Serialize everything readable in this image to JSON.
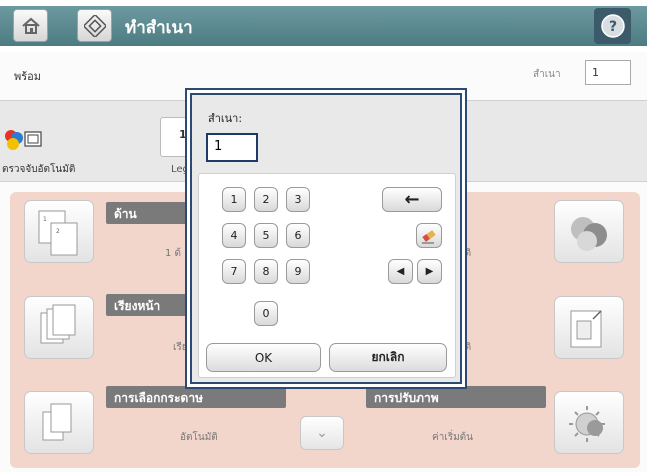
{
  "header": {
    "title": "ทำสำเนา",
    "home_icon": "home-icon",
    "app_icon": "copy-icon",
    "help_icon": "help-icon",
    "help_glyph": "?"
  },
  "status": {
    "text": "พร้อม",
    "copies_label": "สำเนา",
    "copies_value": "1"
  },
  "top_strip": {
    "autodetect_label": "ตรวจจับอัตโนมัติ",
    "paper_value": "1",
    "paper_label": "Leg"
  },
  "tiles": {
    "sides": {
      "title": "ด้าน",
      "value": "1 ด้"
    },
    "collate": {
      "title": "เรียงหน้า",
      "value": "เรีย"
    },
    "content": {
      "title": "การเลือกกระดาษ",
      "value": "อัตโนมัติ"
    },
    "adjust": {
      "title": "การปรับภาพ",
      "value": "ค่าเริ่มต้น"
    },
    "right_top_value": "มัติ",
    "right_mid_value": "มัติ"
  },
  "dialog": {
    "label": "สำเนา:",
    "input_value": "1",
    "keys": [
      "1",
      "2",
      "3",
      "4",
      "5",
      "6",
      "7",
      "8",
      "9",
      "0"
    ],
    "backspace_glyph": "←",
    "left_glyph": "◀",
    "right_glyph": "▶",
    "ok_label": "OK",
    "cancel_label": "ยกเลิก"
  },
  "more": {
    "glyph": "⌄"
  },
  "colors": {
    "title_band": "#5a8990",
    "panel": "#f2d6cb",
    "tile_header": "#7a7a7a",
    "dialog_border": "#2d4b72"
  }
}
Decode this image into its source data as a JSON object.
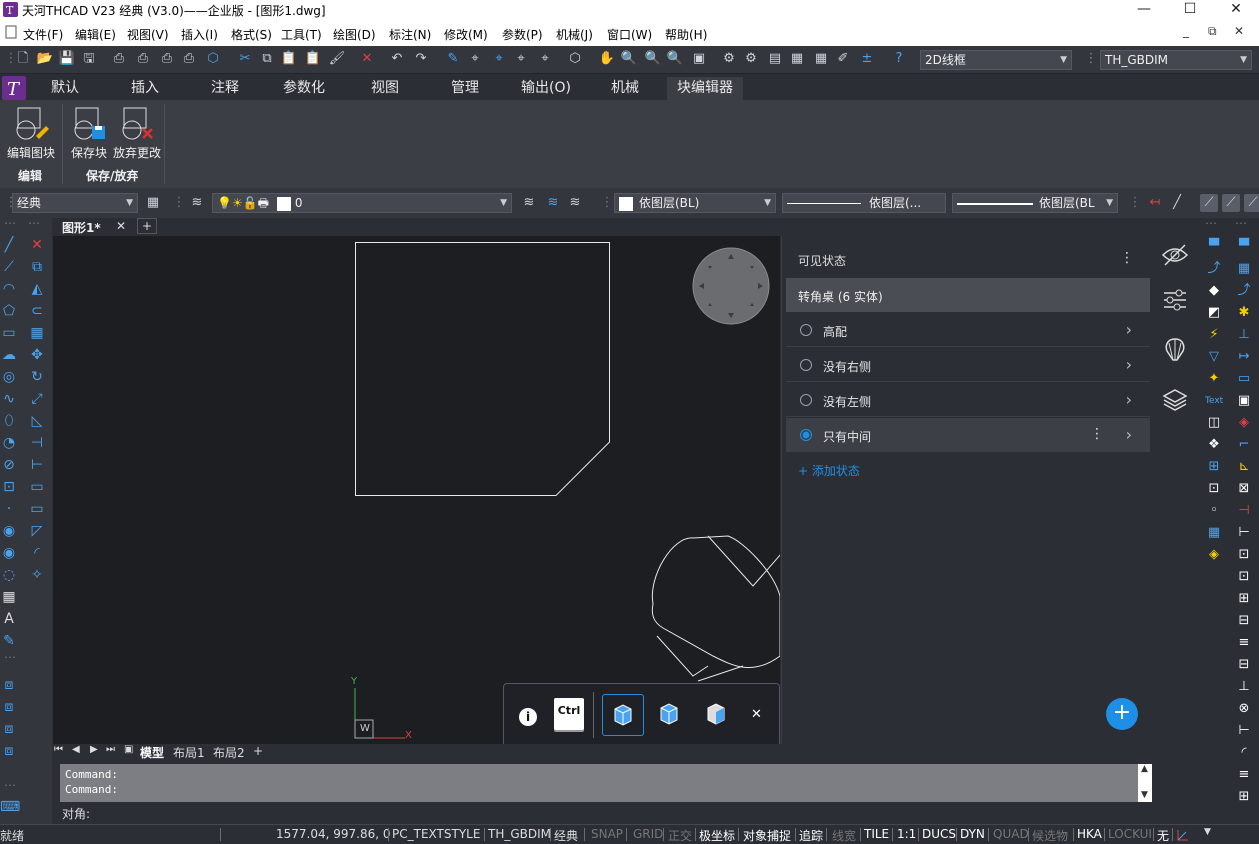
{
  "window": {
    "title": "天河THCAD V23 经典 (V3.0)——企业版 - [图形1.dwg]",
    "min": "—",
    "max": "☐",
    "close": "✕"
  },
  "menu": {
    "items": [
      "文件(F)",
      "编辑(E)",
      "视图(V)",
      "插入(I)",
      "格式(S)",
      "工具(T)",
      "绘图(D)",
      "标注(N)",
      "修改(M)",
      "参数(P)",
      "机械(J)",
      "窗口(W)",
      "帮助(H)"
    ],
    "mdi_min": "_",
    "mdi_restore": "⧉",
    "mdi_close": "✕"
  },
  "toolbar": {
    "visual_style": "2D线框",
    "dim_style": "TH_GBDIM"
  },
  "ribbon": {
    "tabs": [
      "默认",
      "插入",
      "注释",
      "参数化",
      "视图",
      "管理",
      "输出(O)",
      "机械",
      "块编辑器"
    ],
    "active_tab": "块编辑器",
    "buttons": {
      "edit_block": "编辑图块",
      "save_block": "保存块",
      "discard": "放弃更改"
    },
    "panels": {
      "edit": "编辑",
      "save_discard": "保存/放弃"
    }
  },
  "layerbar": {
    "workspace": "经典",
    "layer": "0",
    "color": "依图层(BL)",
    "linetype": "依图层(...",
    "lineweight": "依图层(BL"
  },
  "doc_tabs": {
    "active": "图形1*",
    "close": "✕",
    "add": "+"
  },
  "visibility_palette": {
    "header": "可见状态",
    "menu_glyph": "⋮",
    "block_title": "转角桌 (6 实体)",
    "states": [
      {
        "label": "高配",
        "selected": false
      },
      {
        "label": "没有右侧",
        "selected": false
      },
      {
        "label": "没有左侧",
        "selected": false
      },
      {
        "label": "只有中间",
        "selected": true
      }
    ],
    "add_state": "+ 添加状态",
    "fab": "+"
  },
  "floating_bar": {
    "info": "i",
    "ctrl": "Ctrl",
    "close": "✕"
  },
  "ucs": {
    "x": "X",
    "y": "Y",
    "w": "W"
  },
  "layout_tabs": {
    "model": "模型",
    "layout1": "布局1",
    "layout2": "布局2",
    "add": "+"
  },
  "command": {
    "lines": [
      "Command:",
      "Command:"
    ],
    "prompt": "对角:"
  },
  "status": {
    "ready": "就绪",
    "coords": "1577.04, 997.86, 0",
    "text_style": "PC_TEXTSTYLE",
    "dim_style": "TH_GBDIM",
    "workspace": "经典",
    "toggles": [
      {
        "label": "SNAP",
        "on": false
      },
      {
        "label": "GRID",
        "on": false
      },
      {
        "label": "正交",
        "on": false
      },
      {
        "label": "极坐标",
        "on": true
      },
      {
        "label": "对象捕捉",
        "on": true
      },
      {
        "label": "追踪",
        "on": true
      },
      {
        "label": "线宽",
        "on": false
      },
      {
        "label": "TILE",
        "on": true
      },
      {
        "label": "1:1",
        "on": true
      },
      {
        "label": "DUCS",
        "on": true
      },
      {
        "label": "DYN",
        "on": true
      },
      {
        "label": "QUAD",
        "on": false
      },
      {
        "label": "候选物",
        "on": false
      },
      {
        "label": "HKA",
        "on": true
      },
      {
        "label": "LOCKUI",
        "on": false
      },
      {
        "label": "无",
        "on": true
      }
    ]
  },
  "colors": {
    "accent": "#1e8fe6",
    "canvas": "#1c1e22",
    "panel": "#2b2e35"
  }
}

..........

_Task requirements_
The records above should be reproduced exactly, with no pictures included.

_Response to this task_
Serialize everything readable in this image to JSON.
{
  "header": {
    "title": "ทำสำเนา",
    "home_icon": "home-icon",
    "app_icon": "copy-icon",
    "help_icon": "help-icon",
    "help_glyph": "?"
  },
  "status": {
    "text": "พร้อม",
    "copies_label": "สำเนา",
    "copies_value": "1"
  },
  "top_strip": {
    "autodetect_label": "ตรวจจับอัตโนมัติ",
    "paper_value": "1",
    "paper_label": "Leg"
  },
  "tiles": {
    "sides": {
      "title": "ด้าน",
      "value": "1 ด้"
    },
    "collate": {
      "title": "เรียงหน้า",
      "value": "เรีย"
    },
    "content": {
      "title": "การเลือกกระดาษ",
      "value": "อัตโนมัติ"
    },
    "adjust": {
      "title": "การปรับภาพ",
      "value": "ค่าเริ่มต้น"
    },
    "right_top_value": "มัติ",
    "right_mid_value": "มัติ"
  },
  "dialog": {
    "label": "สำเนา:",
    "input_value": "1",
    "keys": [
      "1",
      "2",
      "3",
      "4",
      "5",
      "6",
      "7",
      "8",
      "9",
      "0"
    ],
    "backspace_glyph": "←",
    "left_glyph": "◀",
    "right_glyph": "▶",
    "ok_label": "OK",
    "cancel_label": "ยกเลิก"
  },
  "more": {
    "glyph": "⌄"
  },
  "colors": {
    "title_band": "#5a8990",
    "panel": "#f2d6cb",
    "tile_header": "#7a7a7a",
    "dialog_border": "#2d4b72"
  }
}
Decode this image into its source data as a JSON object.
{
  "window": {
    "title": "天河THCAD V23 经典 (V3.0)——企业版 - [图形1.dwg]",
    "min": "—",
    "max": "☐",
    "close": "✕"
  },
  "menu": {
    "items": [
      "文件(F)",
      "编辑(E)",
      "视图(V)",
      "插入(I)",
      "格式(S)",
      "工具(T)",
      "绘图(D)",
      "标注(N)",
      "修改(M)",
      "参数(P)",
      "机械(J)",
      "窗口(W)",
      "帮助(H)"
    ],
    "mdi_min": "_",
    "mdi_restore": "⧉",
    "mdi_close": "✕"
  },
  "toolbar": {
    "visual_style": "2D线框",
    "dim_style": "TH_GBDIM"
  },
  "ribbon": {
    "tabs": [
      "默认",
      "插入",
      "注释",
      "参数化",
      "视图",
      "管理",
      "输出(O)",
      "机械",
      "块编辑器"
    ],
    "active_tab": "块编辑器",
    "buttons": {
      "edit_block": "编辑图块",
      "save_block": "保存块",
      "discard": "放弃更改"
    },
    "panels": {
      "edit": "编辑",
      "save_discard": "保存/放弃"
    }
  },
  "layerbar": {
    "workspace": "经典",
    "layer": "0",
    "color": "依图层(BL)",
    "linetype": "依图层(...",
    "lineweight": "依图层(BL"
  },
  "doc_tabs": {
    "active": "图形1*",
    "close": "✕",
    "add": "+"
  },
  "visibility_palette": {
    "header": "可见状态",
    "menu_glyph": "⋮",
    "block_title": "转角桌 (6 实体)",
    "states": [
      {
        "label": "高配",
        "selected": false
      },
      {
        "label": "没有右侧",
        "selected": false
      },
      {
        "label": "没有左侧",
        "selected": false
      },
      {
        "label": "只有中间",
        "selected": true
      }
    ],
    "add_state": "+ 添加状态",
    "fab": "+"
  },
  "floating_bar": {
    "info": "i",
    "ctrl": "Ctrl",
    "close": "✕"
  },
  "ucs": {
    "x": "X",
    "y": "Y",
    "w": "W"
  },
  "layout_tabs": {
    "model": "模型",
    "layout1": "布局1",
    "layout2": "布局2",
    "add": "+"
  },
  "command": {
    "lines": [
      "Command:",
      "Command:"
    ],
    "prompt": "对角:"
  },
  "status": {
    "ready": "就绪",
    "coords": "1577.04, 997.86, 0",
    "text_style": "PC_TEXTSTYLE",
    "dim_style": "TH_GBDIM",
    "workspace": "经典",
    "toggles": [
      {
        "label": "SNAP",
        "on": false
      },
      {
        "label": "GRID",
        "on": false
      },
      {
        "label": "正交",
        "on": false
      },
      {
        "label": "极坐标",
        "on": true
      },
      {
        "label": "对象捕捉",
        "on": true
      },
      {
        "label": "追踪",
        "on": true
      },
      {
        "label": "线宽",
        "on": false
      },
      {
        "label": "TILE",
        "on": true
      },
      {
        "label": "1:1",
        "on": true
      },
      {
        "label": "DUCS",
        "on": true
      },
      {
        "label": "DYN",
        "on": true
      },
      {
        "label": "QUAD",
        "on": false
      },
      {
        "label": "候选物",
        "on": false
      },
      {
        "label": "HKA",
        "on": true
      },
      {
        "label": "LOCKUI",
        "on": false
      },
      {
        "label": "无",
        "on": true
      }
    ]
  },
  "colors": {
    "accent": "#1e8fe6",
    "canvas": "#1c1e22",
    "panel": "#2b2e35"
  }
}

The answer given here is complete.